This Sunday afternoon, as the Colts vie for their first title since moving to Indianapolis and the Chicago Bears try to claim their first Super Bowl win in 20 years, an awful lot of people will be raking in an awful lot of dough. From the overpaid players to the hot dog vendors to half-time performer Prince to the folks selling bootleg T-shirts in the parking lot, everyone will be expecting to make money hand over fist. Of course, the people making the biggest paycheck are, as always, the ones from the network. CBS is asking a bank-breaking $2.6 million for each 30-second commercial that airs during the broadcast.
Although the price is considered fair for the nation’s highest-profile advertising showcase (more than 90 million total viewers are expected), there are few companies who can afford to shell out that kind of dough.
This year’s big daddy is, as always, Anheuser-Busch, which is soaking up nine Super Bowl ads to hawk its various Budweiser products. Since the Bud boys buy so many major sports packages throughout the year, it’s believed that Anheuser-Busch paid something closer to $2 million for each commercial spot. Even so, that’s a pretty penny to pay in order to court a bunch of drunks who have, in all likelihood, already purchased their day’s beer ration.

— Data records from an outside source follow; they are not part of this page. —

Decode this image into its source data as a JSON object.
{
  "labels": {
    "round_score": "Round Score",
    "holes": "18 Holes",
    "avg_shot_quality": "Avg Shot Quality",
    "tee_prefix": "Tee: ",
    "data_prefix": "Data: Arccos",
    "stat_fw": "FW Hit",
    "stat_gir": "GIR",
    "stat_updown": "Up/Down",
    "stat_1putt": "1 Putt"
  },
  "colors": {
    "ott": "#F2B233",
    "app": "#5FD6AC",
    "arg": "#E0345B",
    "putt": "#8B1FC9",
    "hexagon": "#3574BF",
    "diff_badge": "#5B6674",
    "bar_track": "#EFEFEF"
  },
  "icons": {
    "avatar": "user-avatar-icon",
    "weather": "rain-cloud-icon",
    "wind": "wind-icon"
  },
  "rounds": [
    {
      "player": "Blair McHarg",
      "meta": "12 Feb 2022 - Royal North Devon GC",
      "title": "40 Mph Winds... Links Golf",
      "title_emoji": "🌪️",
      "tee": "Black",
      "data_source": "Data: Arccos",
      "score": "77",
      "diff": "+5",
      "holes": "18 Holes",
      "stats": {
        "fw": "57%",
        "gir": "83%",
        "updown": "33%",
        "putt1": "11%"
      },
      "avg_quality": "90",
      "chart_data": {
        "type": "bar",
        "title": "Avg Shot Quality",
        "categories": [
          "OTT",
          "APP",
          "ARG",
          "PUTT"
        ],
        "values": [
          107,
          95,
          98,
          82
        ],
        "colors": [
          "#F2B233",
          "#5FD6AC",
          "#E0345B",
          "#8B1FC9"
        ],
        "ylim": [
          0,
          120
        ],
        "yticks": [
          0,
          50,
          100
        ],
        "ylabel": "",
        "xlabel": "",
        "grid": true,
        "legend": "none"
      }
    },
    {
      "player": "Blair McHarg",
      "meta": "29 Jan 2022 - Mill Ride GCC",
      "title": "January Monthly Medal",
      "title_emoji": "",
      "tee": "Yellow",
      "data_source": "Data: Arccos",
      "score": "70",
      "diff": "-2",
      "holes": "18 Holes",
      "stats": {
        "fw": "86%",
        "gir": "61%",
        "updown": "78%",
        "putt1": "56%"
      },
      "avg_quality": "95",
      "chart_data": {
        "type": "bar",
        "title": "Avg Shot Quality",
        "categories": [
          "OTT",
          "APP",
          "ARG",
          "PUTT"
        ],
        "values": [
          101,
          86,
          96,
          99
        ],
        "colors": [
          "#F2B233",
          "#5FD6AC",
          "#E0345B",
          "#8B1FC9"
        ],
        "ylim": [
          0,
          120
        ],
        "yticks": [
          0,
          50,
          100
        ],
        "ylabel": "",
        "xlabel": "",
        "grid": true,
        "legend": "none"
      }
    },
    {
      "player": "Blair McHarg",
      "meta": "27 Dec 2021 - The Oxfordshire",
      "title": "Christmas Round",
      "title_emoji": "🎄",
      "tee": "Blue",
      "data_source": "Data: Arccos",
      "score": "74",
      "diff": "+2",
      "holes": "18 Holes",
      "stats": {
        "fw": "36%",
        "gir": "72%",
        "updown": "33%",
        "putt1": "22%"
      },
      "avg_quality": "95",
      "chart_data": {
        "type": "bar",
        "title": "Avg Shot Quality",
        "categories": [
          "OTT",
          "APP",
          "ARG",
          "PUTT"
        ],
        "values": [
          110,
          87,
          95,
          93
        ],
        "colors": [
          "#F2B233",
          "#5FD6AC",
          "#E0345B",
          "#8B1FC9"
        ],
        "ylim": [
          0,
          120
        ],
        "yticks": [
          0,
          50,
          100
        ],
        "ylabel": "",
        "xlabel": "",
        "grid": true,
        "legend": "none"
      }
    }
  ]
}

Among the other major corporations to pop for Super Bowl commercials are Chevrolet, Doritos, Diamond’s Emerald Nuts, Honda, Pepsi, Sprint, Taco Bell, Toyota and, of course, the big boob lovers over at GoDaddy.com. Movie studios will be there as well, trying to drum up interest in films like Lionsgate’s inner-city, feel-good swim team drama Pride and Disney’s middle-aged biker comedy Wild Hogs.
So far, Nationwide Insurance has gotten the most bang for its advertising buck. The insurance giant recently announced that former Britney babydaddy Kevin Federline (yet another person racking up an unduly large paycheck on Super Bowl Sunday) would star in a commercial in which he goes from pimped-out rap star to fast-food frycook to prove the company’s slogan “Life Comes At You Fast.” The National Restaurant Association sent a letter to Nationwide CEO Jerry Jurgensen complaining that the ad is “a strong and a direct insult to the 12.8 million Americans who work in the restaurant industry.” I’m not sure if the organization is angry over the insinuation that bagging fries is a lame career or if they’re simply bristling at being compared to Kevin Federline. Either way, Nationwide (and Mr. Federline) can thank them for all the free advertising.
In the end, it won’t matter whether Bears coach Lovie Smith becomes the first African-American to win a Super Bowl or Colts coach Tony Dungy becomes the first African-American to win a Super Bowl. The real winners have already been chosen--and they all live on Madison Avenue.